lesson 2: mitosis
It’s very likely that each time you go to the doctor, a nurse measures your height and mass. This activity gives the medical profession an idea of how people grow. Much of the growth happens because the number of cells in your body increases as you develop.
Most of the kinds of cells in your body are constantly replacing themselves. Bone cells make new bone cells. Muscle cells make new muscle cells. The fact is that you are constantly changing. You aren’t the same now as you were a year ago or even a few hours ago.
At this very moment, as you read this page, groups of cells throughout your body are growing, dividing, and dying. Worn out cells on the palms of your hands are being replaced. Cuts and bruises are healing. Other organisms undergo similar processes.
How does this happen?

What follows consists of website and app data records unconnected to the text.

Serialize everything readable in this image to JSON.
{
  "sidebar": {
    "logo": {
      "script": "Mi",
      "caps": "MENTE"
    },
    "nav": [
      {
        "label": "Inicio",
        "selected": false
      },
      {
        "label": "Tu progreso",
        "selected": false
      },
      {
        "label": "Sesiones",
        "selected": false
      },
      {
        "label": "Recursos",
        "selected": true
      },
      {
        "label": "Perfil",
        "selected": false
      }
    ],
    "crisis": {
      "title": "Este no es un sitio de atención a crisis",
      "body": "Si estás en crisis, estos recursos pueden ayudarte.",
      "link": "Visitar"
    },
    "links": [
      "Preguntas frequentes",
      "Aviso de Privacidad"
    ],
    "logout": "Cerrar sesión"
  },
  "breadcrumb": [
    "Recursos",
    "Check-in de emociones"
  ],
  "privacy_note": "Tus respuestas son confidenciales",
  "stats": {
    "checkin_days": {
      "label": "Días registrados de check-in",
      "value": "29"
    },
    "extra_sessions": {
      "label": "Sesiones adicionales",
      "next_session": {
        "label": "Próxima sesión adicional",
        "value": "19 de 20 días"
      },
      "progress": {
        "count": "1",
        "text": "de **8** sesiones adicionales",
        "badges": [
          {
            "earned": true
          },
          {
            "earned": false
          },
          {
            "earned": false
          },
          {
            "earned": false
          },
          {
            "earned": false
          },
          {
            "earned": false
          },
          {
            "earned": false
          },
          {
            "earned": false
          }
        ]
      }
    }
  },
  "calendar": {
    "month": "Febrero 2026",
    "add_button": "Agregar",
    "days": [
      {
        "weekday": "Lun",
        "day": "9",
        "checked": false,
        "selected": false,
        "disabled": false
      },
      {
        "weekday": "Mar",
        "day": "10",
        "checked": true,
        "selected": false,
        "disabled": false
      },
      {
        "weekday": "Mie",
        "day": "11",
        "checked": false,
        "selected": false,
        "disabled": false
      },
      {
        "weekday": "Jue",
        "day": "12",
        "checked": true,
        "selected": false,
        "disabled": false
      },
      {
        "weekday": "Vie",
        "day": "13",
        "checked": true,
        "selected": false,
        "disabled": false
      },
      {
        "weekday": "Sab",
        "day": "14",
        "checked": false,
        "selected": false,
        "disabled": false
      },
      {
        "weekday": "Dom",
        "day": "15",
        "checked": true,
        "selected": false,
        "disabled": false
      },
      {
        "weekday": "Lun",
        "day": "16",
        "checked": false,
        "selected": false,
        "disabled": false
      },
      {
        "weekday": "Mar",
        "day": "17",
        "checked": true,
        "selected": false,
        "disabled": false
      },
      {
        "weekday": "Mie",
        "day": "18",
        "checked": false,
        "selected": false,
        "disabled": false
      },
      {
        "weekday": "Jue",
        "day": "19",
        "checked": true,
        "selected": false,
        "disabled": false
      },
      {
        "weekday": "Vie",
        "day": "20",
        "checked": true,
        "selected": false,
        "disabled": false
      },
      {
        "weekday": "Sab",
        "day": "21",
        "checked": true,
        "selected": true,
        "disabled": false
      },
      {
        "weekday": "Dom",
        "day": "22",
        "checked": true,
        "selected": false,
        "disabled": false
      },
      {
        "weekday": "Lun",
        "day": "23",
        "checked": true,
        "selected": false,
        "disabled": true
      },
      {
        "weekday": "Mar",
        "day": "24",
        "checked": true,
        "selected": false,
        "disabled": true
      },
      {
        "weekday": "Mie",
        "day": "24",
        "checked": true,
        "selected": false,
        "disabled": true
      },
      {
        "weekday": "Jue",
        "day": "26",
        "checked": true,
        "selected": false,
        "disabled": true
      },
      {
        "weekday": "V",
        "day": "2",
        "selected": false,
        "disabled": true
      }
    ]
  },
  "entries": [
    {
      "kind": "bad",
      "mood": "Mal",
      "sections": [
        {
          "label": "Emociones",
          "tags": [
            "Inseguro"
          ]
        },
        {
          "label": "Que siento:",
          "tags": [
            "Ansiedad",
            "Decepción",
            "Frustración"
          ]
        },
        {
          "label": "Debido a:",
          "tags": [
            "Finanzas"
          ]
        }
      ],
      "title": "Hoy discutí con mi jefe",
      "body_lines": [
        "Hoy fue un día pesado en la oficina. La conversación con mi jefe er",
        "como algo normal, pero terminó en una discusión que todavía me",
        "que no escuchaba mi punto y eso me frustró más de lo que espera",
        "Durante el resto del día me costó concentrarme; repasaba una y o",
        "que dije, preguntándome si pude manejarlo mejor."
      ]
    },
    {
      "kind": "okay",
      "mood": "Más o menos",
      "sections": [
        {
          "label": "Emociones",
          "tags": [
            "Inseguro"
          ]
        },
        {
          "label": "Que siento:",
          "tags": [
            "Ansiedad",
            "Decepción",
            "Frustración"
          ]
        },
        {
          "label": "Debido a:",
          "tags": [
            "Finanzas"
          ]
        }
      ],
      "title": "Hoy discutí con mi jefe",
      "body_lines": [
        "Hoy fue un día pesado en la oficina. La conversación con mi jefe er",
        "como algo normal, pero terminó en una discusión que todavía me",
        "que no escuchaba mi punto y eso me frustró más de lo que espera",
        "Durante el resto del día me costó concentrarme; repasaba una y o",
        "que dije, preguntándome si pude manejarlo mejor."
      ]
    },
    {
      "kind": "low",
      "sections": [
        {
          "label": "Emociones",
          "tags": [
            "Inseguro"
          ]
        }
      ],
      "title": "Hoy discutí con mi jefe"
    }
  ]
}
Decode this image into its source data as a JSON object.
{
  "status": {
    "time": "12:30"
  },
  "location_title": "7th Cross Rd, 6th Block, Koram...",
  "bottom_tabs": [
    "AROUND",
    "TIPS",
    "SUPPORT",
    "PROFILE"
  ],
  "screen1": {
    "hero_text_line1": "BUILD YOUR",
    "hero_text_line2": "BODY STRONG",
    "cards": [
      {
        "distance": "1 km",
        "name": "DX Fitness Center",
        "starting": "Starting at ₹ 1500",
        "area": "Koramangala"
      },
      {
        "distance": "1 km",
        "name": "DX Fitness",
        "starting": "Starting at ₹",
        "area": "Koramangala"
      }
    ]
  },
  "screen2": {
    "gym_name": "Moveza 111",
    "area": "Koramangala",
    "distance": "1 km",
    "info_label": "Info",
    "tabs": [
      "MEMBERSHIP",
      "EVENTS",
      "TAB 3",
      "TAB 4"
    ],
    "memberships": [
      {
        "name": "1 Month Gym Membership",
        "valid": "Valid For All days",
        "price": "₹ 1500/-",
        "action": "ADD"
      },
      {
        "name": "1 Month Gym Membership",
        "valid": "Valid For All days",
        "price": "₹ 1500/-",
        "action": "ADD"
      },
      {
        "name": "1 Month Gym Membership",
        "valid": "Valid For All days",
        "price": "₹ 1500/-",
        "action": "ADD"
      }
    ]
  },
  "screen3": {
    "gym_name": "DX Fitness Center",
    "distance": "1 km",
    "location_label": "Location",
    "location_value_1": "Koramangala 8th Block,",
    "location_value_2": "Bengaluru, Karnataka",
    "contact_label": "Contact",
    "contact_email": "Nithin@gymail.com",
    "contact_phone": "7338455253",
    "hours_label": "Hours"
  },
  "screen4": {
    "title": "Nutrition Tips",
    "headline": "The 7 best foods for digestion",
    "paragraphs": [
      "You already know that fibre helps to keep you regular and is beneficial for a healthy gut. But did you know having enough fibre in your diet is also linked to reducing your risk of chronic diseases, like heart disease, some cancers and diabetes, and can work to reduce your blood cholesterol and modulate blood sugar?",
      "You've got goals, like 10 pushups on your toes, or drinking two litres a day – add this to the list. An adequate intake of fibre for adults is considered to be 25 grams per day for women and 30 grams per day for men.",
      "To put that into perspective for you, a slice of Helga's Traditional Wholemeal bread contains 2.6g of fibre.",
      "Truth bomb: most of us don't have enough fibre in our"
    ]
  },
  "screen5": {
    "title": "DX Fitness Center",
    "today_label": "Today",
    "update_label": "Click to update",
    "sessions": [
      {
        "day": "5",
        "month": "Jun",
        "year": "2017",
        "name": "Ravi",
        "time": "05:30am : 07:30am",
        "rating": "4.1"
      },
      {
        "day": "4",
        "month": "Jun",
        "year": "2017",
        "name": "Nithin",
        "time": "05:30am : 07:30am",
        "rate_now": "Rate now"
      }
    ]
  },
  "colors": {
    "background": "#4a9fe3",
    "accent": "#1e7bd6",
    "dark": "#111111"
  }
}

There are two ways by which cells increase in number:
§ Mitosis – is the process in which a cell nucleus divides into two new nuclei, each of which contains the same number of chromosomes as the parent cell.
§ Meiosis – is the process in which there are two divisions of the nucleus: meiosis I and meiosis II.
the cell cycle
OBJECTIVES OF THE LESSON:
At the end of this lesson, learners are expected to demonstrate an understanding of: (1) determine the stages in the cell cycle; (2) differentiate the phases of cell division.